The grade 6 students settle down as the lesson begins. A few scan the room, intrigued by the novel presence of three teachers and one administrator, clipboards in their hands. I begin the lesson; the topic is note taking and summarizing from informational text.
Why was I here? I don’t normally teach grade 6; I teach a grade 7/8 class, along with intermediate history, on rotary. Although I often try to get over to Kim Arbour’s grade 6 classroom to chat, to visit, to see what she and her students are up to, there never seems to be enough time. We squeeze in a few minutes for professional conversations on the ﬂy, waiting by the photocopier, scrambling up the stairs as the bell rings, or perched upon the edges of our students’ desks for an end-of-the-day laugh – or on some days, a rant.
We teachers lead busy lives, often focused on the urgent. We try to steer our conversations toward the important and long-lasting ideas that drew us to teaching in the ﬁrst place, but the time always seems to ﬂy away. When and how will we be able to have the professional conversations we want and need to have, we wonder. How do we ﬁt our professional interests and concerns into the rush of our school days?
This year, as part of a project funded by our district school board, groups of teachers across our region have been participating in school-based action research designed to facilitate professional conversations to help improve teacher understanding and skill in teaching literacy. At our school, Jersey Public School in Keswick, we have decided to incorporate lesson study into our project, and our focus is on deepening our understanding of the role student engagement plays in the quality of their writing.
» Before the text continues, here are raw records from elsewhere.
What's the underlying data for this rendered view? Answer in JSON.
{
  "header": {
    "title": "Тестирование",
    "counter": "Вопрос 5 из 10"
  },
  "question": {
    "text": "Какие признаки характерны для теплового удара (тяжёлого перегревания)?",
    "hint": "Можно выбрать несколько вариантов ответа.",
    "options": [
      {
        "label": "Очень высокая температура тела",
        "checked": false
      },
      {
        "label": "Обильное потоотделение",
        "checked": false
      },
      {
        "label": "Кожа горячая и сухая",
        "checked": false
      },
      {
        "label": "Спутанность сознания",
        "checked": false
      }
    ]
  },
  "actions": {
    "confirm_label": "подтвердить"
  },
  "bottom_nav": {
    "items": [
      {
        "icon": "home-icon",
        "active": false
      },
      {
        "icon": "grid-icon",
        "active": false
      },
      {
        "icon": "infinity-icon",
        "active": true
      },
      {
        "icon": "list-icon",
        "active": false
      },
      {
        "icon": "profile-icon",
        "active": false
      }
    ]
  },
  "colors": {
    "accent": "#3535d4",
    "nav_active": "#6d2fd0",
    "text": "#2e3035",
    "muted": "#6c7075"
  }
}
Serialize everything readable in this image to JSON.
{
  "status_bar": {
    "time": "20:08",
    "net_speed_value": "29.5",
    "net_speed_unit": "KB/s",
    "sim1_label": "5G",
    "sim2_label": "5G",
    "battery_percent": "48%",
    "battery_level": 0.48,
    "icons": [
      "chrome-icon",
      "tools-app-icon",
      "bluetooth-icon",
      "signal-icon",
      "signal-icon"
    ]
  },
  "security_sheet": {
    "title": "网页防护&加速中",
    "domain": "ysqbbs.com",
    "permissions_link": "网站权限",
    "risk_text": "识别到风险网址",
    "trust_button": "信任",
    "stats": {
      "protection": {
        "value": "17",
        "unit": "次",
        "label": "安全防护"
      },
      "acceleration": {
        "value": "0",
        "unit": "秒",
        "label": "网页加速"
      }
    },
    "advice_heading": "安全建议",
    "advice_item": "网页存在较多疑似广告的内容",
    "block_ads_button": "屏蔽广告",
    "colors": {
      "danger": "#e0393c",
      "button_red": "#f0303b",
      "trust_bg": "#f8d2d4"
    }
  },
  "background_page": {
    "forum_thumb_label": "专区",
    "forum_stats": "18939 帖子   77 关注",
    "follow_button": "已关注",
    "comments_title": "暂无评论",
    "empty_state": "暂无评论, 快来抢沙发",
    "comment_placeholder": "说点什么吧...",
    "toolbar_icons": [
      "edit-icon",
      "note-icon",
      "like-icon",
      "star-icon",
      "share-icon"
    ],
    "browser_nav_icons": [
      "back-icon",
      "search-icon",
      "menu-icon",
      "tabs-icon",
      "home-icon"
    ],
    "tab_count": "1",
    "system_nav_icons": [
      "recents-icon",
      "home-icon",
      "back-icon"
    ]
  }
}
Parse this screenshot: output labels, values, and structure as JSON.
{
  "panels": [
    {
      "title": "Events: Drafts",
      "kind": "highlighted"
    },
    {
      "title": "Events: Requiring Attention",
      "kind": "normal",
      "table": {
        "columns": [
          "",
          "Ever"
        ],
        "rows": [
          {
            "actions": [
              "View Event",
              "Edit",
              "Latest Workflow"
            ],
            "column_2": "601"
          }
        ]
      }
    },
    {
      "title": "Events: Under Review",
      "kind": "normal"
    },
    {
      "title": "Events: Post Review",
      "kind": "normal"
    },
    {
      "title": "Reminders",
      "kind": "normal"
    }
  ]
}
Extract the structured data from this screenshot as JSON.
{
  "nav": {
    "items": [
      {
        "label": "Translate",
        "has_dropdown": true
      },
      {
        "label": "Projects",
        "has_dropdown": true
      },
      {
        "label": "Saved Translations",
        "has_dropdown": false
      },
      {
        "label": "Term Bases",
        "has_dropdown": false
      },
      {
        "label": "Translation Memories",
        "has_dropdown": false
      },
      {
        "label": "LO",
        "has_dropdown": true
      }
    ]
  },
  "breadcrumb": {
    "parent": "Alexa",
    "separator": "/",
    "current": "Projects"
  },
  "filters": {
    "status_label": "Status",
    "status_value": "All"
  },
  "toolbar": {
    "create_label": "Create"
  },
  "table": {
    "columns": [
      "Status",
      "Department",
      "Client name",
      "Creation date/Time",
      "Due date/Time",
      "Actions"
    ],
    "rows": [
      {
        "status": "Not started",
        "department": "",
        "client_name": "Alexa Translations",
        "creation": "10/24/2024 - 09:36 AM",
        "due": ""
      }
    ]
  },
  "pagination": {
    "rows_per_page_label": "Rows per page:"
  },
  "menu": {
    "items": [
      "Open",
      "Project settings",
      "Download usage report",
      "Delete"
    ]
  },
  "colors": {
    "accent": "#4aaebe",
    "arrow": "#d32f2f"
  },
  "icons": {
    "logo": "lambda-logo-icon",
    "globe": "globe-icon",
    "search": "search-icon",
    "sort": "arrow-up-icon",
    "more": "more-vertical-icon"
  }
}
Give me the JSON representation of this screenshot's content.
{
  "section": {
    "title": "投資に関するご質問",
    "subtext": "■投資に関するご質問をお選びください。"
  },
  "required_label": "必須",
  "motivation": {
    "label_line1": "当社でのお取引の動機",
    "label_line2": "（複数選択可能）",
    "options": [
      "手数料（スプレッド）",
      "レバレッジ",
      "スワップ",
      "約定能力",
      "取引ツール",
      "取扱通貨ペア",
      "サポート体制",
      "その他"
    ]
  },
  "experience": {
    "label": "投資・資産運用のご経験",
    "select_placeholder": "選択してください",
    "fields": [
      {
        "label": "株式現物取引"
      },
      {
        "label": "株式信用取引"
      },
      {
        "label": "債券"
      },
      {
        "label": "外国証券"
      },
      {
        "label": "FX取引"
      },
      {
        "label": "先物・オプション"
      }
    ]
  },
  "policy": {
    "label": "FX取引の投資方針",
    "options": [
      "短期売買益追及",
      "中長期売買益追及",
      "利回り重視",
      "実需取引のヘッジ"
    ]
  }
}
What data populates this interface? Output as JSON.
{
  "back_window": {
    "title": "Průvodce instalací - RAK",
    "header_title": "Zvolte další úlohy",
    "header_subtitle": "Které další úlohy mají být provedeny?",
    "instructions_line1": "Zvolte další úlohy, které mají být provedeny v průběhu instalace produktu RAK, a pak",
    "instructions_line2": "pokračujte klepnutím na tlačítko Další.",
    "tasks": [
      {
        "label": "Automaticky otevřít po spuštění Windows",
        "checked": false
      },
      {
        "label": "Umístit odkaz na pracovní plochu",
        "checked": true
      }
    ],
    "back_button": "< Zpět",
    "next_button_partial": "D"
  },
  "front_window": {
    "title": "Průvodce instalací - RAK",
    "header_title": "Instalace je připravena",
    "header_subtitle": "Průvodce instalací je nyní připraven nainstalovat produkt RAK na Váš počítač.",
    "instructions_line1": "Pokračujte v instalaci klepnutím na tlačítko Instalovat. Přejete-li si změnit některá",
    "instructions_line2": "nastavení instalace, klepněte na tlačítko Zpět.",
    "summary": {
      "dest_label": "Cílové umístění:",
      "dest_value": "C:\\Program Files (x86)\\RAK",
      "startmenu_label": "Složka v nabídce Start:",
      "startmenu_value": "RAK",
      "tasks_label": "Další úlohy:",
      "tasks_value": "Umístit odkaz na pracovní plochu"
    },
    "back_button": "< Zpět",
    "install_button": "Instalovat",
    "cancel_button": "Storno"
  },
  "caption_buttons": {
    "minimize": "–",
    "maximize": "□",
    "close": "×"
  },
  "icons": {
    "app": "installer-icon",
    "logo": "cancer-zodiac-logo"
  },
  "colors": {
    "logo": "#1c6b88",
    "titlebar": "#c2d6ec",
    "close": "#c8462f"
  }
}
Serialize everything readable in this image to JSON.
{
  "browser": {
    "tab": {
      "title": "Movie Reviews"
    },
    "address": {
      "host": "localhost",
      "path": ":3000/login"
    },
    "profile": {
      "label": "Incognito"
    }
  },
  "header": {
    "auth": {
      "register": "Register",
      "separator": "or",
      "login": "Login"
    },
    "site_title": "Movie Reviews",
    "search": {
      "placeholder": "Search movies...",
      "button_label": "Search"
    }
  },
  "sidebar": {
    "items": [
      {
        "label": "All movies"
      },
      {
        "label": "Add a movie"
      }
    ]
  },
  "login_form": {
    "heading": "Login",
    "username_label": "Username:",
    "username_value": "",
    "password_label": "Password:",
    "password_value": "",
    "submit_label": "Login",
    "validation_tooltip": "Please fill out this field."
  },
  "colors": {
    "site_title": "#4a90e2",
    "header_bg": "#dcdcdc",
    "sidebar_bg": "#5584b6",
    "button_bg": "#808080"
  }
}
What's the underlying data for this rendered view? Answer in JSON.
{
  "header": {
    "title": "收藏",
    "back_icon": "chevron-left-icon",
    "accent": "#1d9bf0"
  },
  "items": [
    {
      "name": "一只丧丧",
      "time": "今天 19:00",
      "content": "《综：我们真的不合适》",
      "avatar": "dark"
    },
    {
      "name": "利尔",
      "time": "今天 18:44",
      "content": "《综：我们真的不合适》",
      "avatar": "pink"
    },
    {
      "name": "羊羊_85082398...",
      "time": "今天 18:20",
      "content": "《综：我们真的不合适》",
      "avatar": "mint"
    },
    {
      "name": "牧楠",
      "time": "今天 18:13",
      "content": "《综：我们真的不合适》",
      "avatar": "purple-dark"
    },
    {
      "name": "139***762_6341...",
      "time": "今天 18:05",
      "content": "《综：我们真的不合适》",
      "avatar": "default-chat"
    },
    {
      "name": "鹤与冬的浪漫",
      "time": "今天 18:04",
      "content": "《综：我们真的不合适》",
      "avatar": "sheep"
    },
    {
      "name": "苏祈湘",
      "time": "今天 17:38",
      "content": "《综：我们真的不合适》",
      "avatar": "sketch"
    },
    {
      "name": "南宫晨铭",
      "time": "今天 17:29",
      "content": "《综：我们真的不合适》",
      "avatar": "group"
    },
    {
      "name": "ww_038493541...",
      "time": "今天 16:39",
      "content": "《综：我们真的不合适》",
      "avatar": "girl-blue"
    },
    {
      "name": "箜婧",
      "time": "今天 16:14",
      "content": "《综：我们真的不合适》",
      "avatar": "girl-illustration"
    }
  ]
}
Lesson study is a process that originated in Japan. It involves the collaborative planning, teaching, observing and revising of a speciﬁc lesson by a team of teachers. It is designed to bring teachers together to observe, ﬁrst-hand, the impact that a lesson is having on students as the lesson is being taught. The lesson topic is usually drawn from a concern or issue that teachers on the team have identiﬁed as important. The team plans the lesson, then one of the members volunteers to teach it while the others watch and record their observations of the students.